Psychedelics have implications for art and music, and creative expression generally. If Alex Grey creates artwork inspired by psychedelics and some other artist creates artwork because they are inspired by Alex Grey's work, does this make the art less psychedelic because it was inspired indirectly, not directly by psychedelics? If someone has a psychedelic style, but has never personally used psychedelics, is their artwork therefore unpsychedelic?

Psychedelics give me a sense of perspective on my life, and a sense of greater understanding and meaning. I have struggled with social anxiety for many years of my life, and my first mescaline trip was the first time I questioned the beliefs upon which my social anxiety was predicated. While I have since experienced social anxiety, I have never fully identified with social anxiety since then. For me the term psychedelic means causing one to step out of established and habitual belief patterns, particularly negative ones. Anything that has this effect, to me, is psychedelic. Meditation, fasting, dancing, creative expression, these things are all psychedelic to me because they allow me to step outside of habituated thought patterns and get a sense of perspective. Psychedelic is not just a drug term, but a personal development term. It is a way of transcending the ego to overcome obstacles and optimize my lifestyle.

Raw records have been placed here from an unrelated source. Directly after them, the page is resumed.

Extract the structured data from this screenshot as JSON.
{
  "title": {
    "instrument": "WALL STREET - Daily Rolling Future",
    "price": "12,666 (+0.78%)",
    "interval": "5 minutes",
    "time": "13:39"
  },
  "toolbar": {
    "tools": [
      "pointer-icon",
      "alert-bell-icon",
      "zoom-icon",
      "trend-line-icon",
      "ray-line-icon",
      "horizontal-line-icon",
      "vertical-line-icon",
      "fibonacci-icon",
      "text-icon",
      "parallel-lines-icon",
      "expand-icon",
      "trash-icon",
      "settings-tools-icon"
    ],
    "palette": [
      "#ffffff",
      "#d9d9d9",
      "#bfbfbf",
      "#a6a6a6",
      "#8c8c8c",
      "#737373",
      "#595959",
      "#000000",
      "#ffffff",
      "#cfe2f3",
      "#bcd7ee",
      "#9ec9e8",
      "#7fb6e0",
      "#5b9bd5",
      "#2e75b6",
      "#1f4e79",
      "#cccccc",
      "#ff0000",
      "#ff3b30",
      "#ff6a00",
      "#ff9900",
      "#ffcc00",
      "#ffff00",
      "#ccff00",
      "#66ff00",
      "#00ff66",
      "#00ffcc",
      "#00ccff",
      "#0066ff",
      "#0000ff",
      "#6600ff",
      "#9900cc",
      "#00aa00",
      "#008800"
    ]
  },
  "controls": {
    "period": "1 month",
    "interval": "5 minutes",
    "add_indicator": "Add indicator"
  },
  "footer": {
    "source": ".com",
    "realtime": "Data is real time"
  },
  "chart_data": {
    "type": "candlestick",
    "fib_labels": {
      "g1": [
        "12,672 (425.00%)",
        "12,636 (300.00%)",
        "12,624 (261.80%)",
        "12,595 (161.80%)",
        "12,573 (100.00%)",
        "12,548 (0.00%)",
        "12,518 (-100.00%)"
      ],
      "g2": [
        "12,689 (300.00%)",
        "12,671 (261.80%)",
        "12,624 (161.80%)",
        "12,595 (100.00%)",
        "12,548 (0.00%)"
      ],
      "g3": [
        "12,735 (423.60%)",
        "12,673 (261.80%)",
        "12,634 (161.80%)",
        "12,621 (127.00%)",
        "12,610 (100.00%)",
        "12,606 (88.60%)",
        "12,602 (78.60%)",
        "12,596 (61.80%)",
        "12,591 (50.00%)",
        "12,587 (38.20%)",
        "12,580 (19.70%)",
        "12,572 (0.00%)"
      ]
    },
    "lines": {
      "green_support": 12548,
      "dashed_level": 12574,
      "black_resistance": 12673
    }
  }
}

One of the fundamental themes of psychedelic experiences is transcending dualities. This is relevant to the current political gridlock, which is fundamentally based on a simplistic duality: liberalism vs. conservatism. Psychedelics and psychedelic thinking could help us transcend this duality. I would honestly like to see a Psychedelic Party because psychedelicness might be the only thing that can help us reconcile what people currently believe are irreconcilable political views. The state of American politics is like a toxic relationship. Whenever an issue is discussed, it is discussed in the context of this toxic relationship. Objectively speaking, both sides will make some valid arguments. But the relationship is so toxic that ultimately objectivity goes out the window and the discussion becomes more a referendum on the relationship than on the issue itself. Liberalism is a more feminine perspective, and conservatism is a more masculine perspective. Neither side is generally correct any more than femininity or masculinity is correct. It's not a matter of being correct. It is a matter of yin and yang, opposite energies that can work harmoniously or not. When there is a lack of harmony, it brings out the worst of both sides. Extremists on both sides have engaged in violence. It's not that violence is intrinsic to either side. It's that violence is intrinsic to toxic relationships, and that is what is playing out on a macro level. We don't need one side to dominate the other side. We need a psychedelic, transcendental perspective to achieve harmony instead of disharmony. Psychedelic is not just a drug term, but a political term.

While I could go on all day with areas of psychedelic relevance, the last example I want to cover is religion. Psychedelicness presents a third alternative to the usual dichotomy of atheist vs. theist. For me the psychedelic position is that yes, God exists, but no, the way that God is typically characterized by religion is not correct. The psychedelic perspective reconciles the skepticism and objectivity of atheism and agnosticism with the spirituality, morality and transcendentalism of religion. People who are scared away by religion's lack of objectivity and people who are scared away by atheism’s lack of meaning or significance can find common solace in psychedelicness, which is both objective and spiritual. In "DMT The Spirit Molecule" by Rick Strassman, Rick discusses how the idea of a spirit molecule symbolizes DMT being a bridge between spirituality and science, two things usually considered distinct or even contradictory. This is not just a property of DMT, but of all psychedelics, and of psychedelicness generally.

We need to expand our understanding of the word psychedelic, and discourage the belief that this is just about drugs. Drugs are just the tip of the iceberg.